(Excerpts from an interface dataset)
•••••

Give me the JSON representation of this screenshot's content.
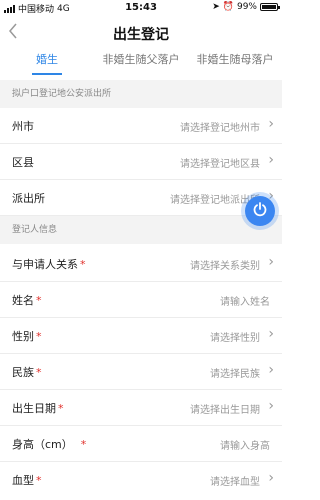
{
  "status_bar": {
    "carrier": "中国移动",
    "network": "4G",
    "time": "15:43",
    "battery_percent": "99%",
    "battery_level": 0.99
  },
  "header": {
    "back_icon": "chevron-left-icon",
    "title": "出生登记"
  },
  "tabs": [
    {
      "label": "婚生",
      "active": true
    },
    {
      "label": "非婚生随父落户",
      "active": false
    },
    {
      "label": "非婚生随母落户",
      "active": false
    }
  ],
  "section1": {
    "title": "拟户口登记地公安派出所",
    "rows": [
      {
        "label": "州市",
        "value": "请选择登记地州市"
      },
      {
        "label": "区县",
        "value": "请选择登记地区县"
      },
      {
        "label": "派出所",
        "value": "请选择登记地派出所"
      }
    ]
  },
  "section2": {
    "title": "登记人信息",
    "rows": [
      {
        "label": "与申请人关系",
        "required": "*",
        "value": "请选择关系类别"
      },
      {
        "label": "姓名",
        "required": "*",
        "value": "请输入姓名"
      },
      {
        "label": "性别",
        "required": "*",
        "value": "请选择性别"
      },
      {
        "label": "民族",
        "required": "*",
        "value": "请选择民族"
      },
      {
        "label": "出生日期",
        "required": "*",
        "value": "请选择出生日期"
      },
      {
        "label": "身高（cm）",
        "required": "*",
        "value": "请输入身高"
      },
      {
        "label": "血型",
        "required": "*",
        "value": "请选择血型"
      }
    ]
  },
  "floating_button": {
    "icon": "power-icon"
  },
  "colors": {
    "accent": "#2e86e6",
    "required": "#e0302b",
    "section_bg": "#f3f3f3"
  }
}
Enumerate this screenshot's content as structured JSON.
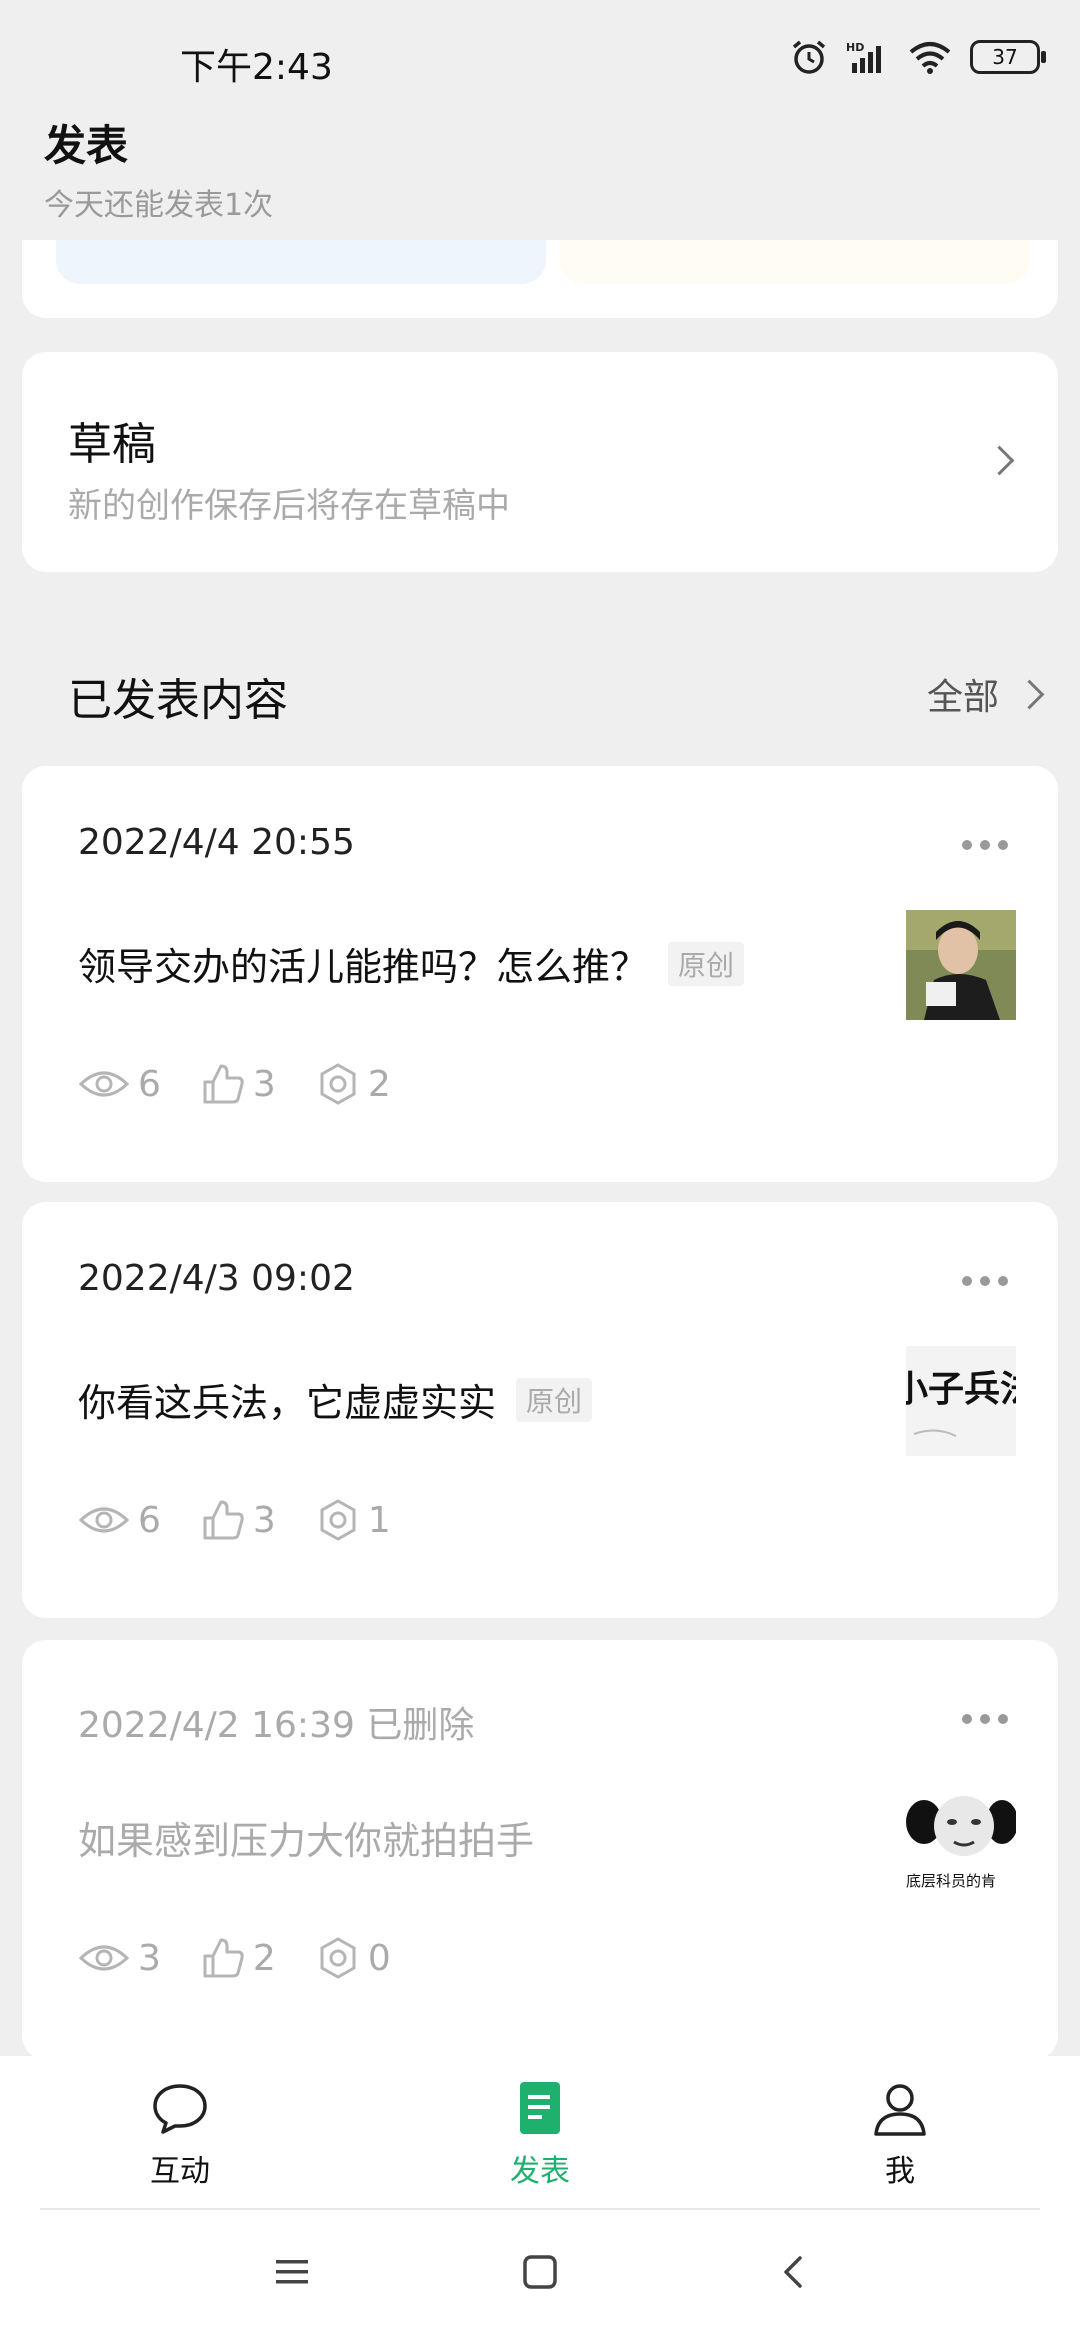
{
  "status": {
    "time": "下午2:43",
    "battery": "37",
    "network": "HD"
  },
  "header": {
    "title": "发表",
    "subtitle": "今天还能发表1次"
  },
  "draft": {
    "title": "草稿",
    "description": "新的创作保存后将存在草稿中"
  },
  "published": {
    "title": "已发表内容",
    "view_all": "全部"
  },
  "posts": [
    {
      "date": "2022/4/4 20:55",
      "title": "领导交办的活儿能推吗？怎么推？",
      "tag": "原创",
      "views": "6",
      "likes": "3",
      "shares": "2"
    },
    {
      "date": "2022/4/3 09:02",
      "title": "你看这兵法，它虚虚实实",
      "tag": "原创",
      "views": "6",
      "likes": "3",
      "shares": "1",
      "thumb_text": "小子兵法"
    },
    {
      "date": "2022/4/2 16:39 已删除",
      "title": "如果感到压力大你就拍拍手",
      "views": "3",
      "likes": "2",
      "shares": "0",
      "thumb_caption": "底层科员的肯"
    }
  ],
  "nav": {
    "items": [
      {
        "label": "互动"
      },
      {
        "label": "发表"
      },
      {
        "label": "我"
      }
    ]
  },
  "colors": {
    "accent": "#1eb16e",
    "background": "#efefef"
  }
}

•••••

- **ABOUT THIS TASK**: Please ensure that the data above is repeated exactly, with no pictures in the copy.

- **SOLUTION TO THE EXERCISE**:
Give me the JSON representation of this screenshot's content.
{
  "status_bar": {
    "carrier": "中国移动",
    "network": "4G",
    "time": "15:43",
    "battery_percent": "99%",
    "battery_level": 0.99
  },
  "header": {
    "back_icon": "chevron-left-icon",
    "title": "出生登记"
  },
  "tabs": [
    {
      "label": "婚生",
      "active": true
    },
    {
      "label": "非婚生随父落户",
      "active": false
    },
    {
      "label": "非婚生随母落户",
      "active": false
    }
  ],
  "section1": {
    "title": "拟户口登记地公安派出所",
    "rows": [
      {
        "label": "州市",
        "value": "请选择登记地州市"
      },
      {
        "label": "区县",
        "value": "请选择登记地区县"
      },
      {
        "label": "派出所",
        "value": "请选择登记地派出所"
      }
    ]
  },
  "section2": {
    "title": "登记人信息",
    "rows": [
      {
        "label": "与申请人关系",
        "required": "*",
        "value": "请选择关系类别"
      },
      {
        "label": "姓名",
        "required": "*",
        "value": "请输入姓名"
      },
      {
        "label": "性别",
        "required": "*",
        "value": "请选择性别"
      },
      {
        "label": "民族",
        "required": "*",
        "value": "请选择民族"
      },
      {
        "label": "出生日期",
        "required": "*",
        "value": "请选择出生日期"
      },
      {
        "label": "身高（cm）",
        "required": "*",
        "value": "请输入身高"
      },
      {
        "label": "血型",
        "required": "*",
        "value": "请选择血型"
      }
    ]
  },
  "floating_button": {
    "icon": "power-icon"
  },
  "colors": {
    "accent": "#2e86e6",
    "required": "#e0302b",
    "section_bg": "#f3f3f3"
  }
}
Enumerate this screenshot's content as structured JSON.
{
  "status": {
    "time": "下午2:43",
    "battery": "37",
    "network": "HD"
  },
  "header": {
    "title": "发表",
    "subtitle": "今天还能发表1次"
  },
  "draft": {
    "title": "草稿",
    "description": "新的创作保存后将存在草稿中"
  },
  "published": {
    "title": "已发表内容",
    "view_all": "全部"
  },
  "posts": [
    {
      "date": "2022/4/4 20:55",
      "title": "领导交办的活儿能推吗？怎么推？",
      "tag": "原创",
      "views": "6",
      "likes": "3",
      "shares": "2"
    },
    {
      "date": "2022/4/3 09:02",
      "title": "你看这兵法，它虚虚实实",
      "tag": "原创",
      "views": "6",
      "likes": "3",
      "shares": "1",
      "thumb_text": "小子兵法"
    },
    {
      "date": "2022/4/2 16:39 已删除",
      "title": "如果感到压力大你就拍拍手",
      "views": "3",
      "likes": "2",
      "shares": "0",
      "thumb_caption": "底层科员的肯"
    }
  ],
  "nav": {
    "items": [
      {
        "label": "互动"
      },
      {
        "label": "发表"
      },
      {
        "label": "我"
      }
    ]
  },
  "colors": {
    "accent": "#1eb16e",
    "background": "#efefef"
  }
}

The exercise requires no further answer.